The Taming Of The Shrew
THE TAMING OF THE SHREW by William Shakespeare (Driftwood). At various venues. Runs to August 14. Pwyc ($20 suggested). driftwoodtheatre.com. See listings, page 50. Rating: NNN
Harkening back to the travelling troupes of the early modern period, Driftwood Theatre’s annual summer Bard’s Bus Tour performs the noble feat of bringing outdoor Shakespeare to communities around Ontario that might not otherwise have access to professional theatre. This year they’re offering a risqué BDSM take on The Taming Of The Shrew (50 Shades Of Shrew?) that’s set in Toronto’s queer community at the end of the 1980s.
Due to the misogynistic politics at the heart of the original text, in which Petruchio breaks down Katherina’s resistance to his amorous advances, Shrew has proved a difficult show for contemporary directors and audiences (although Ted Witzel managed a great adaptation in High Park back in 2013).
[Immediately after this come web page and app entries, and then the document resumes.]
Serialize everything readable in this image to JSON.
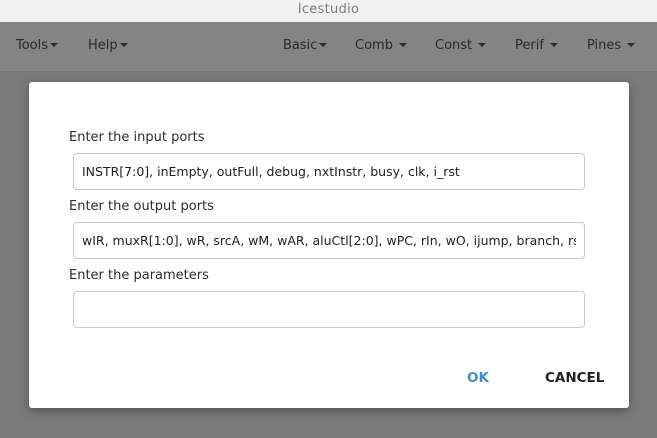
{
  "window": {
    "title": "Icestudio"
  },
  "menubar": {
    "left_items": [
      {
        "label": "Tools"
      },
      {
        "label": "Help"
      }
    ],
    "right_items": [
      {
        "label": "Basic"
      },
      {
        "label": "Comb"
      },
      {
        "label": "Const"
      },
      {
        "label": "Perif"
      },
      {
        "label": "Pines"
      }
    ]
  },
  "dialog": {
    "input_ports_label": "Enter the input ports",
    "input_ports_value": "INSTR[7:0], inEmpty, outFull, debug, nxtInstr, busy, clk, i_rst",
    "output_ports_label": "Enter the output ports",
    "output_ports_value": "wIR, muxR[1:0], wR, srcA, wM, wAR, aluCtl[2:0], wPC, rIn, wO, ijump, branch, rst,",
    "parameters_label": "Enter the parameters",
    "parameters_value": "",
    "ok_label": "OK",
    "cancel_label": "CANCEL"
  },
  "colors": {
    "overlay": "#7b7b7b",
    "titlebar": "#f1f1f1",
    "accent": "#3a8fcf"
  }
}
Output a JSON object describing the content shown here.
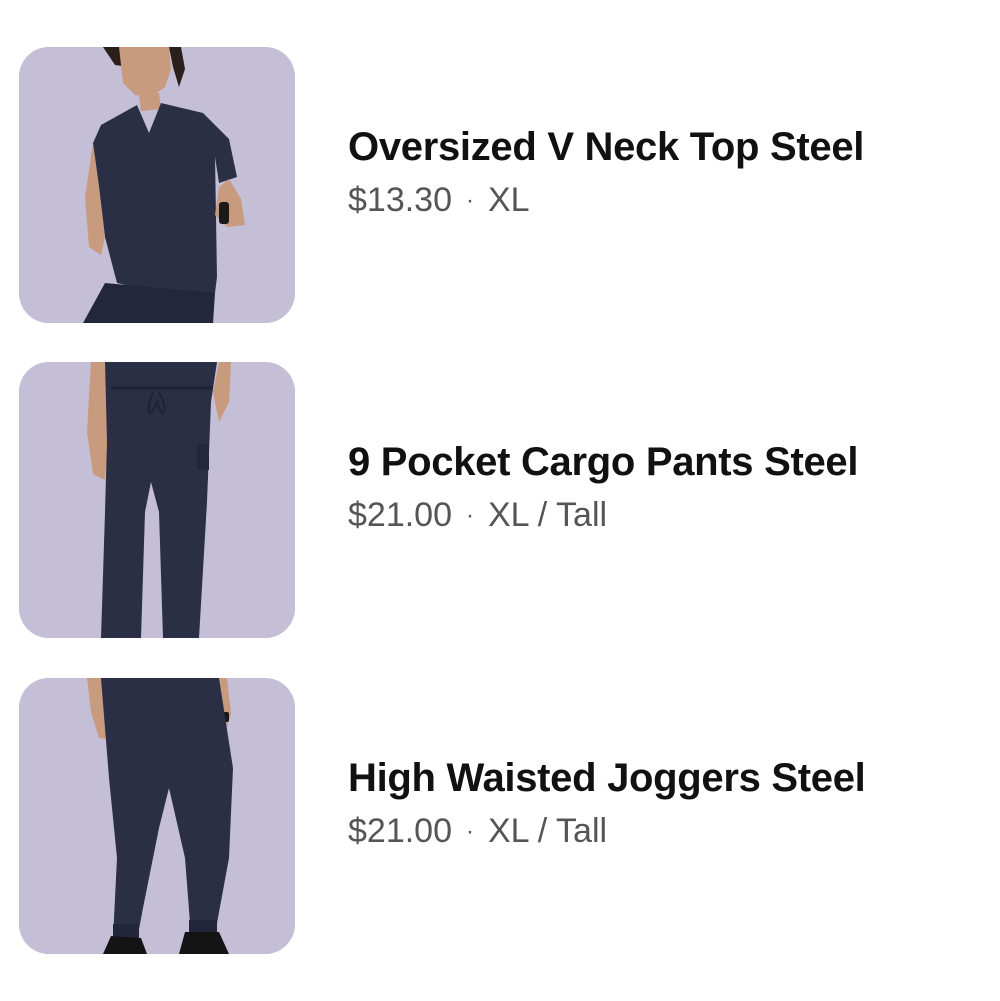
{
  "cart": {
    "items": [
      {
        "title": "Oversized V Neck Top Steel",
        "price": "$13.30",
        "separator": "·",
        "variant": "XL",
        "image": "product-photo-top"
      },
      {
        "title": "9 Pocket Cargo Pants Steel",
        "price": "$21.00",
        "separator": "·",
        "variant": "XL / Tall",
        "image": "product-photo-cargo-pants"
      },
      {
        "title": "High Waisted Joggers Steel",
        "price": "$21.00",
        "separator": "·",
        "variant": "XL / Tall",
        "image": "product-photo-joggers"
      }
    ],
    "colors": {
      "thumb_background": "#c4bfd6",
      "garment": "#2b2f45",
      "skin": "#c89a7e",
      "title_text": "#111111",
      "meta_text": "#555555"
    }
  }
}
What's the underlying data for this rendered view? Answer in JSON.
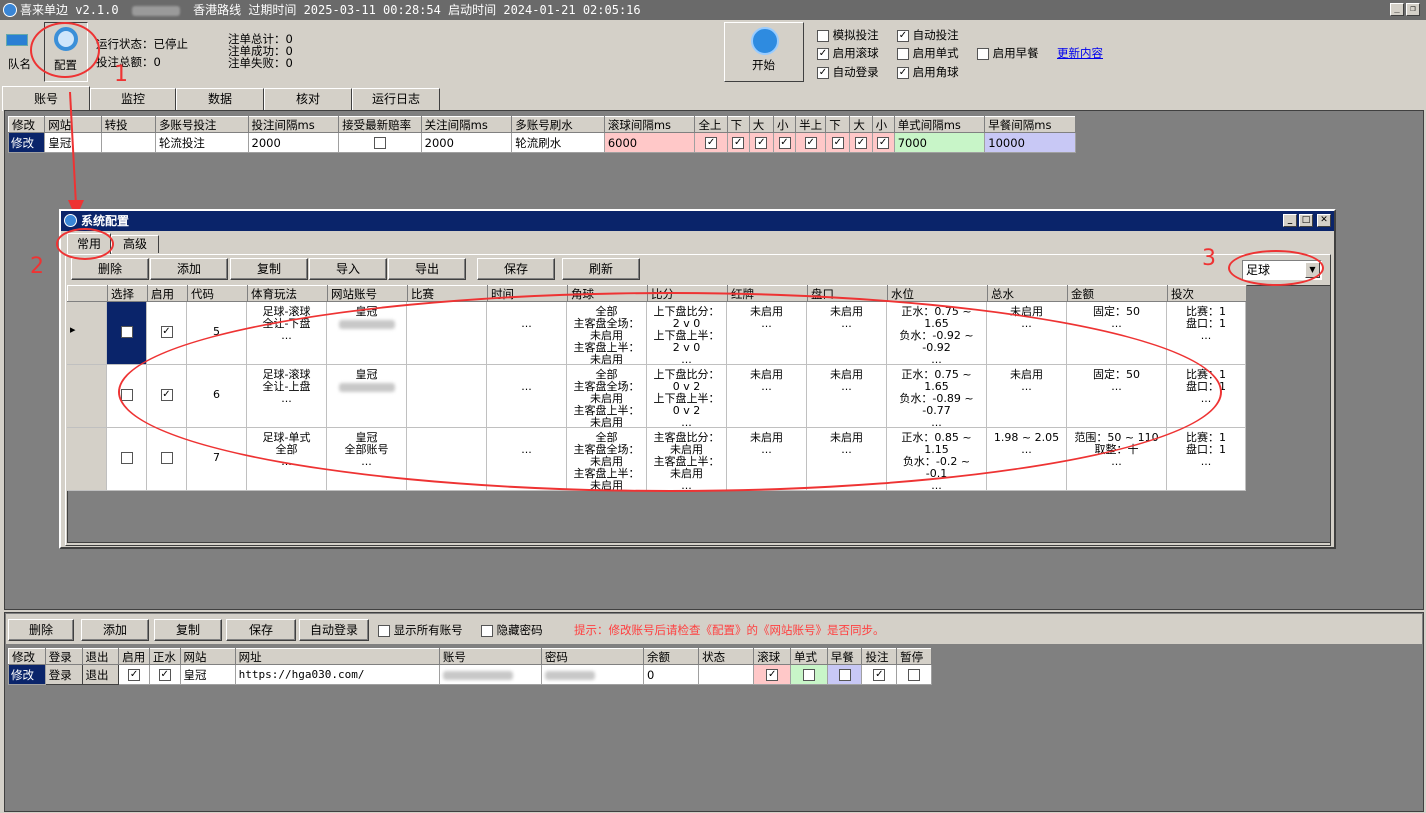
{
  "window": {
    "title_app": "喜来单边",
    "title_version": "v2.1.0",
    "title_route": "香港路线",
    "expire_label": "过期时间",
    "expire_value": "2025-03-11 00:28:54",
    "start_label": "启动时间",
    "start_value": "2024-01-21 02:05:16"
  },
  "toolbar": {
    "queue_label": "队名",
    "config_label": "配置",
    "status_label": "运行状态：已停止",
    "bet_total_label": "投注总额：0",
    "orders_total": "注单总计：0",
    "orders_success": "注单成功：0",
    "orders_fail": "注单失败：0",
    "start_label": "开始",
    "options": [
      {
        "label": "模拟投注",
        "checked": false
      },
      {
        "label": "自动投注",
        "checked": true
      },
      {
        "label": "启用滚球",
        "checked": true
      },
      {
        "label": "启用单式",
        "checked": false
      },
      {
        "label": "启用早餐",
        "checked": false
      },
      {
        "label": "自动登录",
        "checked": true
      },
      {
        "label": "启用角球",
        "checked": true
      }
    ],
    "update_link": "更新内容"
  },
  "main_tabs": [
    "账号",
    "监控",
    "数据",
    "核对",
    "运行日志"
  ],
  "account_grid": {
    "headers": [
      "修改",
      "网站",
      "转投",
      "多账号投注",
      "投注间隔ms",
      "接受最新赔率",
      "关注间隔ms",
      "多账号刷水",
      "滚球间隔ms",
      "全上",
      "下",
      "大",
      "小",
      "半上",
      "下",
      "大",
      "小",
      "单式间隔ms",
      "早餐间隔ms"
    ],
    "row": {
      "edit": "修改",
      "site": "皇冠",
      "transfer": "",
      "multi_bet": "轮流投注",
      "bet_interval": "2000",
      "watch_interval": "2000",
      "refresh": "轮流刷水",
      "live_interval": "6000",
      "single_interval": "7000",
      "early_interval": "10000"
    }
  },
  "annotations": {
    "n1": "1",
    "n2": "2",
    "n3": "3"
  },
  "dialog": {
    "title": "系统配置",
    "tabs": [
      "常用",
      "高级"
    ],
    "buttons": [
      "删除",
      "添加",
      "复制",
      "导入",
      "导出",
      "保存",
      "刷新"
    ],
    "sport_select": "足球",
    "headers": [
      "选择",
      "启用",
      "代码",
      "体育玩法",
      "网站账号",
      "比赛",
      "时间",
      "角球",
      "比分",
      "红牌",
      "盘口",
      "水位",
      "总水",
      "金额",
      "投次"
    ],
    "rows": [
      {
        "code": "5",
        "enabled": true,
        "selected": false,
        "play": [
          "足球-滚球",
          "全让-下盘",
          "..."
        ],
        "account": [
          "皇冠"
        ],
        "match": "",
        "time": "...",
        "corner": [
          "全部",
          "主客盘全场：",
          "未启用",
          "主客盘上半：",
          "未启用"
        ],
        "score": [
          "上下盘比分：",
          "2 v 0",
          "上下盘上半：",
          "2 v 0",
          "..."
        ],
        "red": [
          "未启用",
          "..."
        ],
        "handicap": [
          "未启用",
          "..."
        ],
        "water": [
          "正水：0.75 ~",
          "1.65",
          "负水：-0.92 ~",
          "-0.92",
          "..."
        ],
        "total": [
          "未启用",
          "..."
        ],
        "amount": [
          "固定：50",
          "..."
        ],
        "times": [
          "比赛：1",
          "盘口：1",
          "..."
        ]
      },
      {
        "code": "6",
        "enabled": true,
        "selected": false,
        "play": [
          "足球-滚球",
          "全让-上盘",
          "..."
        ],
        "account": [
          "皇冠"
        ],
        "match": "",
        "time": "...",
        "corner": [
          "全部",
          "主客盘全场：",
          "未启用",
          "主客盘上半：",
          "未启用"
        ],
        "score": [
          "上下盘比分：",
          "0 v 2",
          "上下盘上半：",
          "0 v 2",
          "..."
        ],
        "red": [
          "未启用",
          "..."
        ],
        "handicap": [
          "未启用",
          "..."
        ],
        "water": [
          "正水：0.75 ~",
          "1.65",
          "负水：-0.89 ~",
          "-0.77",
          "..."
        ],
        "total": [
          "未启用",
          "..."
        ],
        "amount": [
          "固定：50",
          "..."
        ],
        "times": [
          "比赛：1",
          "盘口：1",
          "..."
        ]
      },
      {
        "code": "7",
        "enabled": false,
        "selected": false,
        "play": [
          "足球-单式",
          "全部",
          "..."
        ],
        "account": [
          "皇冠",
          "全部账号",
          "..."
        ],
        "match": "",
        "time": "...",
        "corner": [
          "全部",
          "主客盘全场：",
          "未启用",
          "主客盘上半：",
          "未启用"
        ],
        "score": [
          "主客盘比分：",
          "未启用",
          "主客盘上半：",
          "未启用",
          "..."
        ],
        "red": [
          "未启用",
          "..."
        ],
        "handicap": [
          "未启用",
          "..."
        ],
        "water": [
          "正水：0.85 ~",
          "1.15",
          "负水：-0.2 ~",
          "-0.1",
          "..."
        ],
        "total": [
          "1.98 ~ 2.05",
          "..."
        ],
        "amount": [
          "范围：50 ~ 110",
          "取整：十",
          "..."
        ],
        "times": [
          "比赛：1",
          "盘口：1",
          "..."
        ]
      }
    ]
  },
  "bottom": {
    "buttons": [
      "删除",
      "添加",
      "复制",
      "保存",
      "自动登录"
    ],
    "show_all": "显示所有账号",
    "hide_pwd": "隐藏密码",
    "hint": "提示：修改账号后请检查《配置》的《网站账号》是否同步。",
    "headers": [
      "修改",
      "登录",
      "退出",
      "启用",
      "正水",
      "网站",
      "网址",
      "账号",
      "密码",
      "余额",
      "状态",
      "滚球",
      "单式",
      "早餐",
      "投注",
      "暂停"
    ],
    "row": {
      "edit": "修改",
      "login": "登录",
      "logout": "退出",
      "site": "皇冠",
      "url": "https://hga030.com/",
      "balance": "0",
      "status": ""
    }
  }
}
Director D. Jeremy Smith recasts the competitive approach to love and sex within a wider discussion of consent, domination and rape culture that’s been brought to the fore by accusations against Jian Ghomeshi and Bill Cosby. For the most part, it works.
The Toronto-centric update finds the bulk of the action taking place around Church and Wellesley the weekend of the Pride parade, with places like Hamilton and Newmarket earning repeated chuckles as stand-ins for the play’s provincial locales.
The romantic manoeuvring is peppered with recurring songs, a venerable jukebox of thematically relevant 80s pop hits (everything from Prince’s 1999 to Depeche Mode’s Master And Servant) sung a cappella by the cast and nicely reminiscent of local 80s heroes the Nylons. Another cool retro touch is the modular set pieces produced by rearranging colourful giant Tetris blocks.
The ensemble is strong, with Geoffrey Armour’s Petruchio standing out, especially when he initially tangles with Siobhan Richardson’s Kate. The dynamic between the two is explosive, and at first it’s hard to imagine that any “taming” could possibly take place. Fiona Sauder also deserves a nod for her turn as the gender-fluid Lucentio in the play’s identity-swap subplot.
At two hours and 45 minutes, the show feels a little long, and there are certainly scenes that could be cut or trimmed. That said, the production is polished, intriguing and entertaining, even if some of the flashy elements don’t feel totally integrated.
Geoffrey Armour (left) and Drew O’Hara add BDSM to the Bard.